Exercise details> Write out all of the records below precisely as given, omitting the images.

Records supplied>

□ □ □ □ □ □ □

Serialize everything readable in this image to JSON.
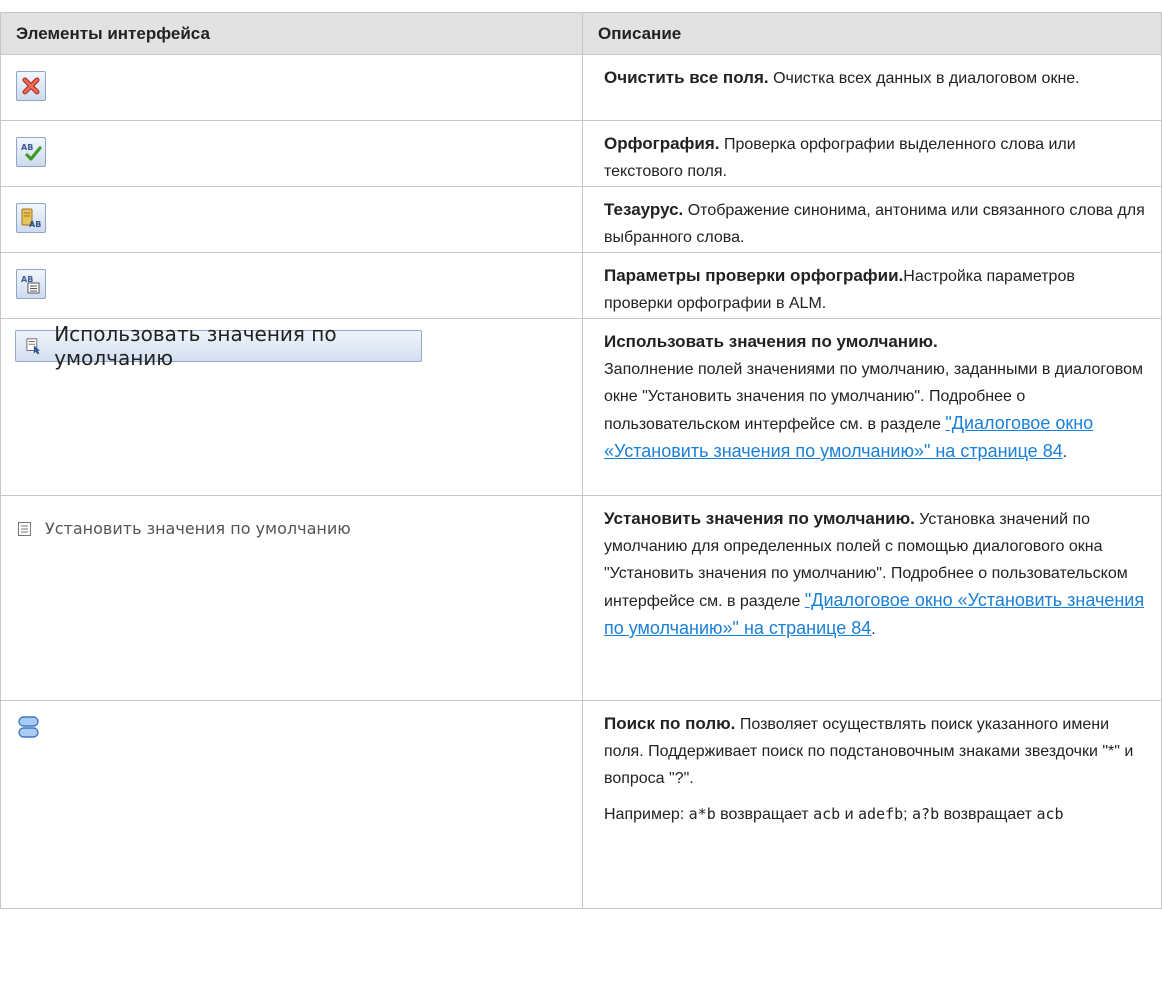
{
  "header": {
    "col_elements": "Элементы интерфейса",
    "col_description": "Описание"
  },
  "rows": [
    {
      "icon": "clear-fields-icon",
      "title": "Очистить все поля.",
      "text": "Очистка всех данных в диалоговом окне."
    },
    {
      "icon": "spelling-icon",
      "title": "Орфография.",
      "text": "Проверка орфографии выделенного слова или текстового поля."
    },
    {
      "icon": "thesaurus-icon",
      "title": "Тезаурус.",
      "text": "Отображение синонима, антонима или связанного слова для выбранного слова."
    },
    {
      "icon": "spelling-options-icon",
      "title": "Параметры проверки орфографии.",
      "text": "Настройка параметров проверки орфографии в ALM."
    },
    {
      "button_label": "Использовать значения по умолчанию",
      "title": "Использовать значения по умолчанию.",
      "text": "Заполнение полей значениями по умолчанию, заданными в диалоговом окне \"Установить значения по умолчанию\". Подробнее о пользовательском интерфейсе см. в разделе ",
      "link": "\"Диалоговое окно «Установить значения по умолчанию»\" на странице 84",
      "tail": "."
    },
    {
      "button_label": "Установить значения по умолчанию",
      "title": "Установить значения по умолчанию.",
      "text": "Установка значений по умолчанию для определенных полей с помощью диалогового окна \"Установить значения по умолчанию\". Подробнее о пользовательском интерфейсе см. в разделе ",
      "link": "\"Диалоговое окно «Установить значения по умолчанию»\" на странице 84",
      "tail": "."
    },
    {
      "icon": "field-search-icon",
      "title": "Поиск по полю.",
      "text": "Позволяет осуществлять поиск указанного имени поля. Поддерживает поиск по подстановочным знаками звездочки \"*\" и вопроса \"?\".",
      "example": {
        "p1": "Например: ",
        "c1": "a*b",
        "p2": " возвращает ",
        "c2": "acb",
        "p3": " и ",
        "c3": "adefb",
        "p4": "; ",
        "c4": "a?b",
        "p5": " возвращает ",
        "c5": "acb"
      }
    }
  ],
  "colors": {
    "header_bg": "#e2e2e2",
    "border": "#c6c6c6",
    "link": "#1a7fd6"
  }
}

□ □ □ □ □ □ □

Exercise response>
Serialize everything readable in this image to JSON.
{
  "header": {
    "col_elements": "Элементы интерфейса",
    "col_description": "Описание"
  },
  "rows": [
    {
      "icon": "clear-fields-icon",
      "title": "Очистить все поля.",
      "text": "Очистка всех данных в диалоговом окне."
    },
    {
      "icon": "spelling-icon",
      "title": "Орфография.",
      "text": "Проверка орфографии выделенного слова или текстового поля."
    },
    {
      "icon": "thesaurus-icon",
      "title": "Тезаурус.",
      "text": "Отображение синонима, антонима или связанного слова для выбранного слова."
    },
    {
      "icon": "spelling-options-icon",
      "title": "Параметры проверки орфографии.",
      "text": "Настройка параметров проверки орфографии в ALM."
    },
    {
      "button_label": "Использовать значения по умолчанию",
      "title": "Использовать значения по умолчанию.",
      "text": "Заполнение полей значениями по умолчанию, заданными в диалоговом окне \"Установить значения по умолчанию\". Подробнее о пользовательском интерфейсе см. в разделе ",
      "link": "\"Диалоговое окно «Установить значения по умолчанию»\" на странице 84",
      "tail": "."
    },
    {
      "button_label": "Установить значения по умолчанию",
      "title": "Установить значения по умолчанию.",
      "text": "Установка значений по умолчанию для определенных полей с помощью диалогового окна \"Установить значения по умолчанию\". Подробнее о пользовательском интерфейсе см. в разделе ",
      "link": "\"Диалоговое окно «Установить значения по умолчанию»\" на странице 84",
      "tail": "."
    },
    {
      "icon": "field-search-icon",
      "title": "Поиск по полю.",
      "text": "Позволяет осуществлять поиск указанного имени поля. Поддерживает поиск по подстановочным знаками звездочки \"*\" и вопроса \"?\".",
      "example": {
        "p1": "Например: ",
        "c1": "a*b",
        "p2": " возвращает ",
        "c2": "acb",
        "p3": " и ",
        "c3": "adefb",
        "p4": "; ",
        "c4": "a?b",
        "p5": " возвращает ",
        "c5": "acb"
      }
    }
  ],
  "colors": {
    "header_bg": "#e2e2e2",
    "border": "#c6c6c6",
    "link": "#1a7fd6"
  }
}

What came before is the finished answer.